  • Sardica — • A titular metropolitan see of Dacia Mediterranea. The true name of the city (now Sophia, the capital of Bulgaria) was Serdica Catholic Encyclopedia. Kevin Knight. 2006. Sardica     Sardica …   Catholic encyclopedia

  • Sardica, Council of — • One of the series of councils called to adjust the doctrinal and other difficulties caused by the Arian heresy, held most probably in 343 Catholic Encyclopedia. Kevin Knight. 2006 …   Catholic encyclopedia

  • Sardica, Council of — ▪ ancient ecclesiastical council       (342/343), an ecclesiastical council of the Christian Church held at Sardica, or Serdica (modern Sofia, Bulg.). It was convened by the joint emperors Constantius II (Eastern, sympathetic to the Arian party)… …   Universalium

  • Council of Sirmium — The Council of Sirmium generally refers to the third of the four episcopal councils held in Sirmium between 357 AD and 359 AD. Specifically one was held in 357, one in 358 and one in 359. The third council marked a temporary compromise between… …   Wikipedia

  • Council of London (1075) — For councils of London in other years, see Council of London. The Council of London in 1075 AD was a council of the Roman Catholic church in England held by the new Norman archbishop of Canterbury Lanfranc five years after his installation. Other …   Wikipedia

  • Sardica, Council of —  Сардикийский Собор …   Вестминстерский словарь теологических терминов

  • Concilio de Sárdica — El Concilio de Sárdica fue un concilio celebrado en 343 en la ciudad de Sárdica (la actual Sofía), en Tracia, y fue convocado por los Emperadores romanos Constante y Constancio II, a petición del papa Julio I. El objetivo del sínodo era conseguir …   Wikipedia Español


Share the article and excerpts

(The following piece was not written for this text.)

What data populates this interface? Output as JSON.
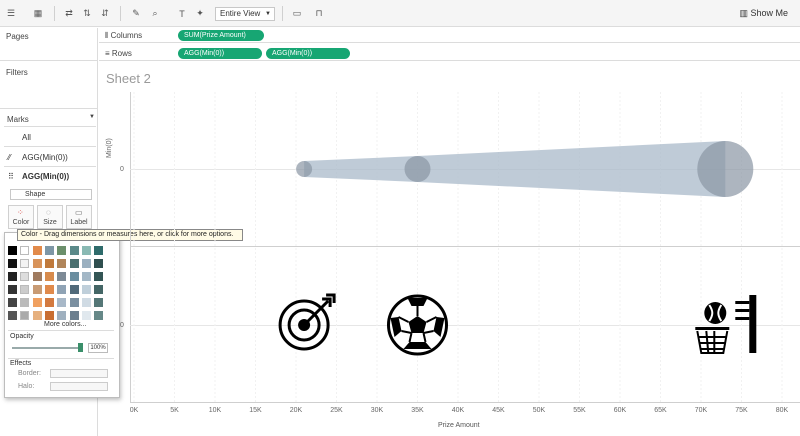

Direct link
Do a right-click on the link above
and select “Copy Link”

We are using cookies for the best presentation of our site. Continuing to use this site, you agree with this.